For decades, it has been the common opinion that the kinetics of radical polymerization is more or less unaffected by the solvent nature – contrary to ionic polymerization – as long as the reaction is chemically and not diffusion controlled. This view changed dramatically with the emergence of the PLP-SEC (pulsed-laser polymerization – size exclusion chromatography) technique which allows for a precise experimental determination of the propagation rate coefficient in radical polymerization. The wide-spread application of this technique to radical polymerization in various solvents revealed; however, that there actually exist very significant solvent effects in radical polymerization. Depending on the system – solvent(s), monomer and their concentrations – the measured apparent propagation rate coefficient may increase, but also decrease, by a factor of 10 or even more when switching from bulk monomer to rather dilute concentrations or between different solvents. Even though well-proven experimentally, and despite various attempts to explain this effect at least qualitatively, the origin was not fully understood from a theoretical viewpoint, and no quantitative prediction was possible.
Recently, K.-D. Hungenberg (from the University of Paderborn) together with P. Deglmann and H. Vale (from BASF SE) reported a novel view to this effect. They applied classical Eyring transition state theory to the propagation step in radical polymerization, and successfully correlated the ratio of computed activity coefficients γ of all species involved – (γMγP*)/γTS (M = monomer, P* = propagating radical and TS = transition state) – with the reduced propagation rate coefficient kp/kpB. The prediction of activity coefficients of these (partially transient) species was performed here with the quantum chemistry based solvation model COSMO-RS.
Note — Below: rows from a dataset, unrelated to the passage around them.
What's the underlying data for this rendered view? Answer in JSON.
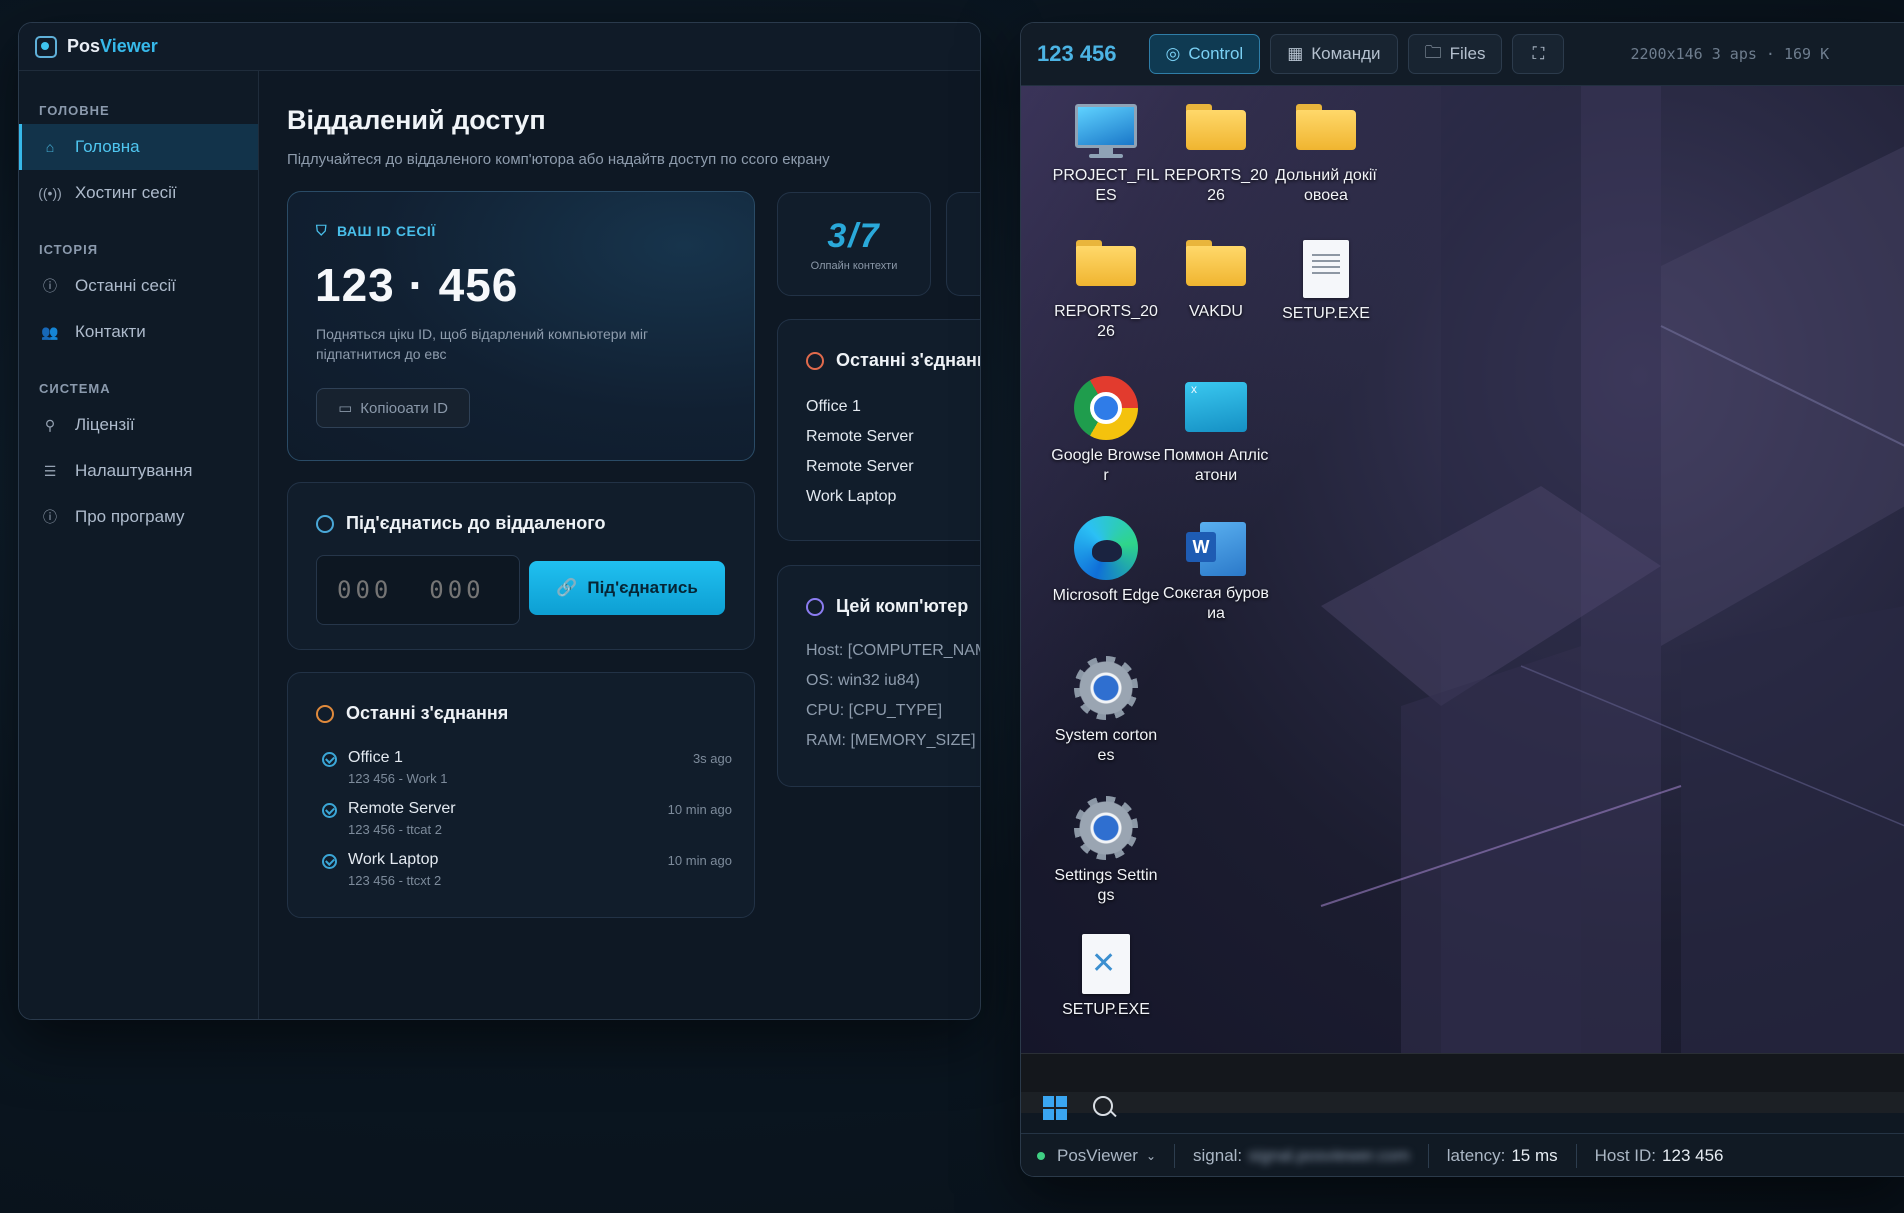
{
  "app": {
    "name_part1": "Pos",
    "name_part2": "Viewer",
    "accent_color": "#37b9ea"
  },
  "sidebar": {
    "sections": [
      {
        "title": "ГОЛОВНЕ",
        "items": [
          {
            "label": "Головна",
            "icon": "home-icon",
            "active": true
          },
          {
            "label": "Хостинг сесії",
            "icon": "broadcast-icon",
            "active": false
          }
        ]
      },
      {
        "title": "ІСТОРІЯ",
        "items": [
          {
            "label": "Останні сесії",
            "icon": "info-icon",
            "active": false
          },
          {
            "label": "Контакти",
            "icon": "contacts-icon",
            "active": false
          }
        ]
      },
      {
        "title": "СИСТЕМА",
        "items": [
          {
            "label": "Ліцензії",
            "icon": "license-icon",
            "active": false
          },
          {
            "label": "Налаштування",
            "icon": "sliders-icon",
            "active": false
          },
          {
            "label": "Про програму",
            "icon": "info-icon",
            "active": false
          }
        ]
      }
    ]
  },
  "main": {
    "title": "Віддалений доступ",
    "subtitle": "Підлучайтеся до віддаленого комп'ютора або надайтв доступ по ссого екрану",
    "id_card": {
      "label": "ВАШ ID СЕСІЇ",
      "value": "123 · 456",
      "description": "Подняться цікu ID, щоб відарлений компьютери міг підпатнитися до евс",
      "copy_button": "Копіооати ID"
    },
    "connect": {
      "title": "Під'єднатись до віддаленого",
      "placeholder": "000  000",
      "button": "Під'єднатись"
    },
    "recent": {
      "title": "Останні з'єднання",
      "items": [
        {
          "name": "Office 1",
          "sub": "123 456 - Work 1",
          "time": "3s ago"
        },
        {
          "name": "Remote Server",
          "sub": "123 456 - ttcat 2",
          "time": "10 min ago"
        },
        {
          "name": "Work Laptop",
          "sub": "123 456 - ttcxt 2",
          "time": "10 min ago"
        }
      ]
    },
    "stat": {
      "value": "3/7",
      "label": "Олпайн контехти"
    },
    "recent2": {
      "title": "Останні з'єднання",
      "items": [
        "Office 1",
        "Remote Server",
        "Remote Server",
        "Work Laptop"
      ]
    },
    "this_pc": {
      "title": "Цей комп'ютер",
      "items": [
        "Host: [COMPUTER_NAME]",
        "OS: win32 iu84)",
        "CPU: [CPU_TYPE]",
        "RAM: [MEMORY_SIZE]"
      ]
    }
  },
  "remote": {
    "id": "123 456",
    "tabs": [
      {
        "label": "Control",
        "icon": "mouse-icon",
        "active": true
      },
      {
        "label": "Команди",
        "icon": "keyboard-icon",
        "active": false
      },
      {
        "label": "Files",
        "icon": "folder-icon",
        "active": false
      }
    ],
    "fullscreen_icon": "fullscreen-icon",
    "info": "2200x146 3 aps · 169 K",
    "desktop_icons": [
      {
        "label": "PROJECT_FILES",
        "type": "monitor"
      },
      {
        "label": "REPORTS_2026",
        "type": "folder"
      },
      {
        "label": "Дольний докіїовоеа",
        "type": "folder"
      },
      {
        "label": "REPORTS_2026",
        "type": "folder"
      },
      {
        "label": "VAKDU",
        "type": "folder"
      },
      {
        "label": "SETUP.EXE",
        "type": "document"
      },
      {
        "label": "Google Browser",
        "type": "chrome"
      },
      {
        "label": "Поммон Аплісатони",
        "type": "app-window"
      },
      {
        "label": "Microsoft Edge",
        "type": "edge"
      },
      {
        "label": "Сокєrая буровиа",
        "type": "word"
      },
      {
        "label": "System cortones",
        "type": "gear"
      },
      {
        "label": "Settings Settings",
        "type": "gear"
      },
      {
        "label": "SETUP.EXE",
        "type": "tool"
      }
    ],
    "status": {
      "app": "PosViewer",
      "signal_label": "signal:",
      "signal_value": "signal.posviewer.com",
      "latency_label": "latency:",
      "latency_value": "15 ms",
      "host_label": "Host ID:",
      "host_value": "123 456"
    }
  }
}
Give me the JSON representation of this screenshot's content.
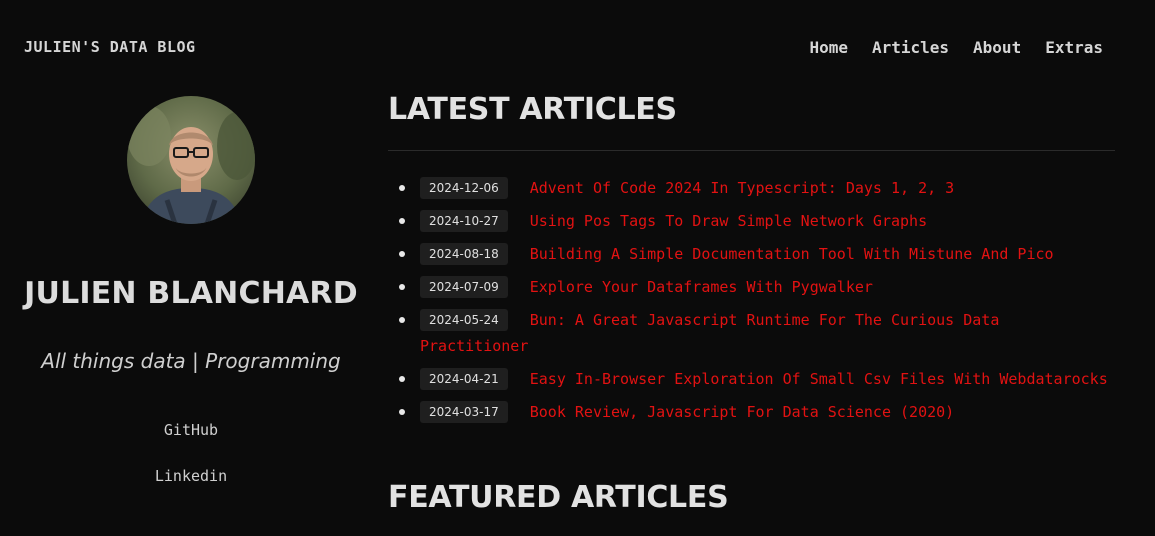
{
  "header": {
    "site_title": "JULIEN'S DATA BLOG",
    "nav": [
      "Home",
      "Articles",
      "About",
      "Extras"
    ]
  },
  "sidebar": {
    "author_name": "JULIEN BLANCHARD",
    "tagline": "All things data | Programming",
    "links": [
      "GitHub",
      "Linkedin"
    ]
  },
  "main": {
    "latest_heading": "LATEST ARTICLES",
    "featured_heading": "FEATURED ARTICLES",
    "articles": [
      {
        "date": "2024-12-06",
        "title": "Advent Of Code 2024 In Typescript: Days 1, 2, 3"
      },
      {
        "date": "2024-10-27",
        "title": "Using Pos Tags To Draw Simple Network Graphs"
      },
      {
        "date": "2024-08-18",
        "title": "Building A Simple Documentation Tool With Mistune And Pico"
      },
      {
        "date": "2024-07-09",
        "title": "Explore Your Dataframes With Pygwalker"
      },
      {
        "date": "2024-05-24",
        "title": "Bun: A Great Javascript Runtime For The Curious Data Practitioner"
      },
      {
        "date": "2024-04-21",
        "title": "Easy In-Browser Exploration Of Small Csv Files With Webdatarocks"
      },
      {
        "date": "2024-03-17",
        "title": "Book Review, Javascript For Data Science (2020)"
      }
    ]
  },
  "colors": {
    "background": "#0b0b0b",
    "link": "#e21212",
    "badge": "#1f1f1f"
  }
}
As a consequence, the solvent effect can be entirely rationalized by the degree of thermodynamic non-ideality of the system, and this explanation also covers the behavior for complex or less common solvents like water or ionic liquids, and some unusual monomers like iso-bornyl methacrylate. In addition to offering a sound explanation of the solvent effect, this new approach (experimental determination of the rate coefficient in bulk combined with COSMO-RS or similar methods) drastically reduces the effort to explore the solvent effect on kp. Typically, it takes less than a day to compute the change of activity coefficients with medium composition, whereas the respective PLP-SEC experiments might require several weeks or months for even a skilled experimentalist.